• [What to work on] Which lines in the records below hold the word "link"? Copy each of them.

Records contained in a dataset
+===+
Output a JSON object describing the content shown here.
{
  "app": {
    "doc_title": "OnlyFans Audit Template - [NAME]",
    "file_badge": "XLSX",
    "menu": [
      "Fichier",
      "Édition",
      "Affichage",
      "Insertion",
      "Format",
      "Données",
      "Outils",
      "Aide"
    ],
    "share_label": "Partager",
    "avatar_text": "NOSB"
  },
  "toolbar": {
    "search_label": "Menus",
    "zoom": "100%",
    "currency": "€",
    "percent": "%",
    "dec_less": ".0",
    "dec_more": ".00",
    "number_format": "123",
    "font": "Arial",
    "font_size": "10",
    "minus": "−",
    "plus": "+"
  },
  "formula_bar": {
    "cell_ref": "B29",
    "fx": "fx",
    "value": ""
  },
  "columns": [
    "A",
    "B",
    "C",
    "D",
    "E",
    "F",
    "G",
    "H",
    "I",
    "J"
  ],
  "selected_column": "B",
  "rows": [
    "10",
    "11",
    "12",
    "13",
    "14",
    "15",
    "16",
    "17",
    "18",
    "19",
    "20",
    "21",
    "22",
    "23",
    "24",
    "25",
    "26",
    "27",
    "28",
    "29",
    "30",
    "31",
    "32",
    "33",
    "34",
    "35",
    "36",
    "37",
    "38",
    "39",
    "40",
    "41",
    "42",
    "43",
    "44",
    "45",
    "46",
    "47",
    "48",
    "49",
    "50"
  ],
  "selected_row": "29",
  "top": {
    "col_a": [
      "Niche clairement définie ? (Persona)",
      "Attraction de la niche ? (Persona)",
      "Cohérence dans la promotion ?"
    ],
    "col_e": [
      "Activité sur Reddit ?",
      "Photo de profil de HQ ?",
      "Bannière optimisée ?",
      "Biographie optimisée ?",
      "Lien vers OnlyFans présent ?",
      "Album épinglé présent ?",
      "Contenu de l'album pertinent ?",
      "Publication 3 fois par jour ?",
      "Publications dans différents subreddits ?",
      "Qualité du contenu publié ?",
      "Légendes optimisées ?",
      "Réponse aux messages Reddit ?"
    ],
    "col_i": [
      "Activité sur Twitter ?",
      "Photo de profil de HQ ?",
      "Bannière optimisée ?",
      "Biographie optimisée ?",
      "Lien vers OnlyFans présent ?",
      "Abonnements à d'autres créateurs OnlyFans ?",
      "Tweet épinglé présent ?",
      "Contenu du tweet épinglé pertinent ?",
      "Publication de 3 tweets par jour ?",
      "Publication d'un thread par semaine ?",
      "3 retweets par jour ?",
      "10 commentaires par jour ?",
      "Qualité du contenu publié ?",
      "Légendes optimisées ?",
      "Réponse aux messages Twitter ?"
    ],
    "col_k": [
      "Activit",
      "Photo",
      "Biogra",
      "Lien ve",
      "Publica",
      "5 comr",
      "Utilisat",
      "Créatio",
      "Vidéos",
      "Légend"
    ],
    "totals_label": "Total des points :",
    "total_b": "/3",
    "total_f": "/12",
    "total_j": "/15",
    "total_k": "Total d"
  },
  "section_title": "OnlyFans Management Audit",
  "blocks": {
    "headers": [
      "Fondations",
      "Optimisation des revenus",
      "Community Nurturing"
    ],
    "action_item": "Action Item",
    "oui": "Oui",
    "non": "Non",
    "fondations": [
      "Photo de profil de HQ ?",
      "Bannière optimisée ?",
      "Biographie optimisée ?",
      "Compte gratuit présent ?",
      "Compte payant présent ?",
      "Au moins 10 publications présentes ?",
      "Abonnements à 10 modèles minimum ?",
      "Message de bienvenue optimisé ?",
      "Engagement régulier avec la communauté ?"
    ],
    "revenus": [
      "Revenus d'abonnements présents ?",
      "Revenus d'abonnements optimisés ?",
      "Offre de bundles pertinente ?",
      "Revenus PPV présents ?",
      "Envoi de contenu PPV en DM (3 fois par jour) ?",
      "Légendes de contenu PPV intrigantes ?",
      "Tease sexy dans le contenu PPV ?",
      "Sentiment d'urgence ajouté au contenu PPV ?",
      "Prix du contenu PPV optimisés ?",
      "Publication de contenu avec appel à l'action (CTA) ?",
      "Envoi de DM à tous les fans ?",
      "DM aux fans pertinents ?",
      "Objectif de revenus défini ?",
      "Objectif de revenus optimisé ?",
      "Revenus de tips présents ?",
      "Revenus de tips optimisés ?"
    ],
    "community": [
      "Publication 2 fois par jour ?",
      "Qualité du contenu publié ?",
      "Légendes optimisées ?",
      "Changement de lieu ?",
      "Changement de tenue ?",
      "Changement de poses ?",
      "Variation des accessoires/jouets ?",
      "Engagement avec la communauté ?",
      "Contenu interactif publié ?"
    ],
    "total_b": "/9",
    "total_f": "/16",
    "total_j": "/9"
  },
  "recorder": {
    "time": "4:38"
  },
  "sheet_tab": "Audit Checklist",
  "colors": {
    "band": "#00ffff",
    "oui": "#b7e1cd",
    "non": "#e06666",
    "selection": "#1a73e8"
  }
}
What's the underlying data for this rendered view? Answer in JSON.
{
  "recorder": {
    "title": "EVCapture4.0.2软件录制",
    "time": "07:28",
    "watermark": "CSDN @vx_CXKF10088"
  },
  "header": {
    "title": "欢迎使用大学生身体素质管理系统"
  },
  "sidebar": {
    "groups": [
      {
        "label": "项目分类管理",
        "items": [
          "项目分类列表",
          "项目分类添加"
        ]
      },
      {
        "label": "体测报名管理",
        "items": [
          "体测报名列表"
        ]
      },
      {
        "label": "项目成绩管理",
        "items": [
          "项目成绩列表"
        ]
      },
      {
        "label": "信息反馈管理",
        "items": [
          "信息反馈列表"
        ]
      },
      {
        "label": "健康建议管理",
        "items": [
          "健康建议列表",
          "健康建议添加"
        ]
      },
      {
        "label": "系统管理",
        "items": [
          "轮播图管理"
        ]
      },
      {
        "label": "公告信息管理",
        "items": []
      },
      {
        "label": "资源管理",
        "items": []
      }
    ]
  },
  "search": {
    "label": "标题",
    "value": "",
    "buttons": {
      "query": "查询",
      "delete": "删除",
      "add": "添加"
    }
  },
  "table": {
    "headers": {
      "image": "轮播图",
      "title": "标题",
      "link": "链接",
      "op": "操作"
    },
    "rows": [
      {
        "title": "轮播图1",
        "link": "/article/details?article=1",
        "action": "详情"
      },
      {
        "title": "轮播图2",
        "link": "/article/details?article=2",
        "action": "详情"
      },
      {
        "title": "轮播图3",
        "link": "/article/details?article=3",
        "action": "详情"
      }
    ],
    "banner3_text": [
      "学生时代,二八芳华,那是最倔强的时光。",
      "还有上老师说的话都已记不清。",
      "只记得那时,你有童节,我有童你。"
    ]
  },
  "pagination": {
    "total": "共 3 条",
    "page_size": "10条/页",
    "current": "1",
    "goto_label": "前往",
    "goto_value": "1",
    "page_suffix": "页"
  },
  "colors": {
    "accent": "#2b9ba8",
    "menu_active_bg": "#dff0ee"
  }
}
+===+
• [Your response]
      "link": "链接",
        "link": "/article/details?article=1",
        "link": "/article/details?article=2",
        "link": "/article/details?article=3",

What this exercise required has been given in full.